Observe—The accent in Sanskrit is not confined to the last three syllables of a word, as in Greek and Latin. Observe also, that although the Sanskrit independent tvarita is in some respects similar to the Greek circumflex, it should be borne in mind, that the latter is confined to long syllables, whereas the svarita may also be applied to short *.
OF THE INDIAN METHOD OF WRITING.
26. According to Hindu grammarians every syllable ought to end in a vowel f, and every final consonant ought to be attracted to the beginning of the next syllable; so that where a word ends in a consonant, that consonant ought to be pronounced with the initial letter of the next word. Hence in some Sanskrit MSS. all the syllables are separated by slight spaces, and in others all the words are joined together without any separation. Thus the two words wnftf XXS(l asid raja would in some books be written WT^ft'JTin and in others «l*fl$Ull. In Sanskrit works printed in Europe, the common practice is to separate only those words the final or initial letter of which are not acted on by the rules of combination. In such books asid raja would be written together, wnfljlHI, because the final e is the result of an euphonic change from \, caused by the following t r. There seems, however, but little reason for considering the mere spaces left between the words of a sentence to be incompatible with the operation of euphonic laws; especially as the
• See on the subject of Vedic accentuation, Roth's preface to the Nirukta: two treatises by Whitney in the Journal of the American Oriental Society, vol. IV. p. 195 etc., and V. p. 387 etc.: Au/recht, de accentu compositorum Sanscriticorum, Bonnae, 1847; reviewed by Ben/ey, Giittinger Gelehrte Anzeigen, 1848, p. 1995—

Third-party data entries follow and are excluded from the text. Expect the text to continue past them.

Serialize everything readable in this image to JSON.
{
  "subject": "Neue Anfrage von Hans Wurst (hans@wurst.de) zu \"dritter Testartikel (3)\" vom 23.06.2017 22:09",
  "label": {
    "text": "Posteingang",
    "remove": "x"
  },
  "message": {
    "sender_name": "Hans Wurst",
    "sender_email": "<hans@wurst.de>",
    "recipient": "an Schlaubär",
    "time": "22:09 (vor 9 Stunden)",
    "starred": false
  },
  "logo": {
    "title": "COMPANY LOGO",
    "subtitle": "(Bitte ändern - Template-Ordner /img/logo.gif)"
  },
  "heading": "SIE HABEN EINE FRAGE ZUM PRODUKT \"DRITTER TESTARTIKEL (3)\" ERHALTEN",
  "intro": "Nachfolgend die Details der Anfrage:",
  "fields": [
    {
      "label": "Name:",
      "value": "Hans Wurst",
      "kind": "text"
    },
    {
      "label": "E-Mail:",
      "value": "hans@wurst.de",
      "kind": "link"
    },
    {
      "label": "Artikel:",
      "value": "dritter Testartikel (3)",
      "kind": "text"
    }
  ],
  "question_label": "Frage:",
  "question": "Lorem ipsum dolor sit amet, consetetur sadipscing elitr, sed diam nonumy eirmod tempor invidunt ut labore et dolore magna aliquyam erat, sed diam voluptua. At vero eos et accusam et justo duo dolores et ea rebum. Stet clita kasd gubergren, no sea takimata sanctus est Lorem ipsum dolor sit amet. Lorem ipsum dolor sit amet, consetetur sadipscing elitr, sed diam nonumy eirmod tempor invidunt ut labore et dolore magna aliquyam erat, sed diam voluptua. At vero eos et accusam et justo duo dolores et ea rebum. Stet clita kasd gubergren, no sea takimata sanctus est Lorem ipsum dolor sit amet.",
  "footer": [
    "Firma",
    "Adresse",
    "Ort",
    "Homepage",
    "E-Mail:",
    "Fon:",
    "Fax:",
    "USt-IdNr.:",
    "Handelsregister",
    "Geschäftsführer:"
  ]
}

t Unless it end in Anusvara or Visarga h, which in theory are the only consonantal sounds allowed to close a syllable. That Anusvara is not to full consonant i» proved by the fact that it does not impede the operation of rule 70.